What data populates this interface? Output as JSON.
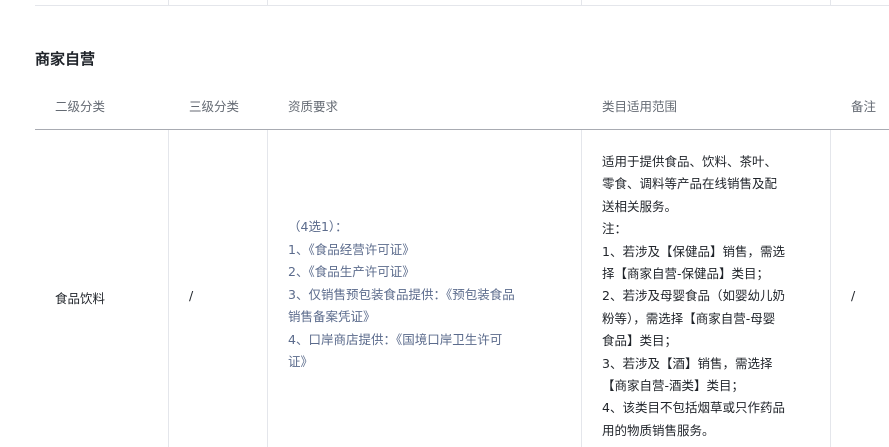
{
  "section": {
    "title": "商家自营"
  },
  "table": {
    "headers": [
      "二级分类",
      "三级分类",
      "资质要求",
      "类目适用范围",
      "备注"
    ],
    "row": {
      "level2": "食品饮料",
      "level3": "/",
      "qualification_lines": [
        "（4选1）：",
        "1、《食品经营许可证》",
        "2、《食品生产许可证》",
        "3、仅销售预包装食品提供：《预包装食品",
        "销售备案凭证》",
        "4、口岸商店提供：《国境口岸卫生许可",
        "证》"
      ],
      "scope_lines": [
        "适用于提供食品、饮料、茶叶、",
        "零食、调料等产品在线销售及配",
        "送相关服务。",
        "注：",
        "1、若涉及【保健品】销售，需选",
        "择【商家自营-保健品】类目；",
        "2、若涉及母婴食品（如婴幼儿奶",
        "粉等），需选择【商家自营-母婴",
        "食品】类目；",
        "3、若涉及【酒】销售，需选择",
        "【商家自营-酒类】类目；",
        "4、该类目不包括烟草或只作药品",
        "用的物质销售服务。"
      ],
      "remark": "/"
    }
  },
  "colors": {
    "header_text": "#646a73",
    "link_text": "#5b6b8c",
    "border": "#e4e6eb"
  }
}
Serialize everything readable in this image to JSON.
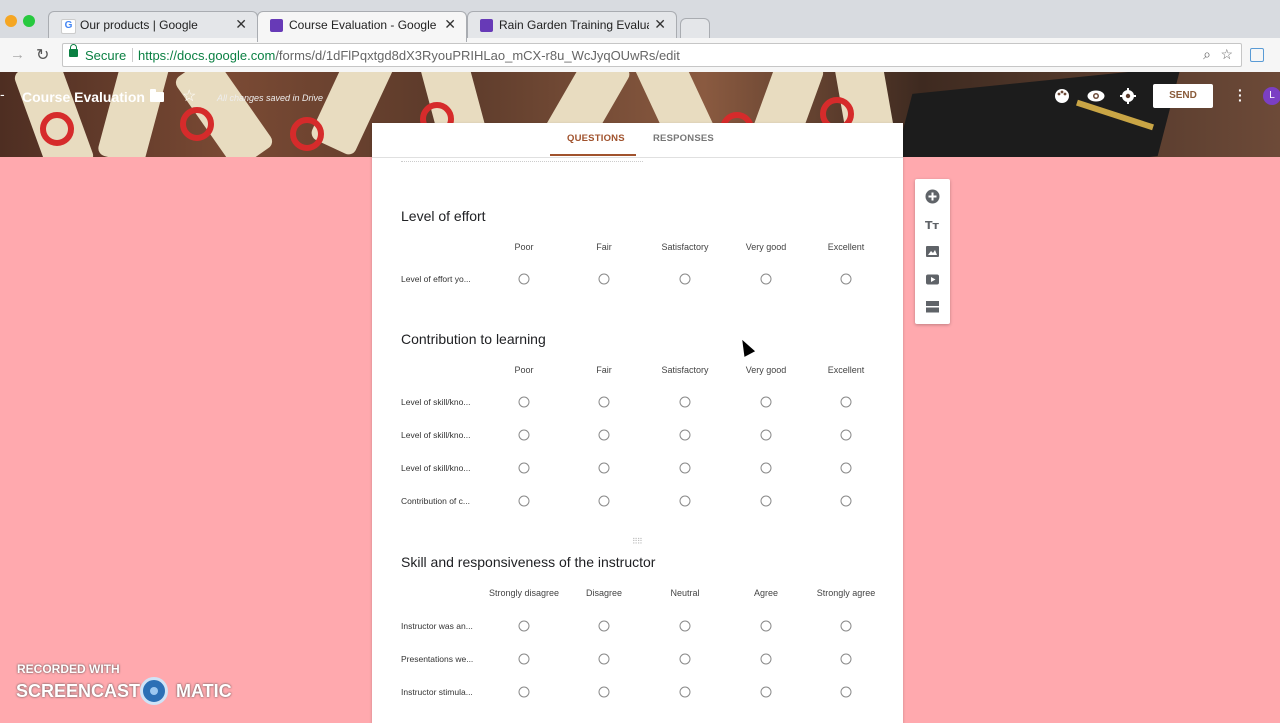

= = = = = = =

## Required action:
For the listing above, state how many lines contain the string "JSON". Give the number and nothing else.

## Task solution:
2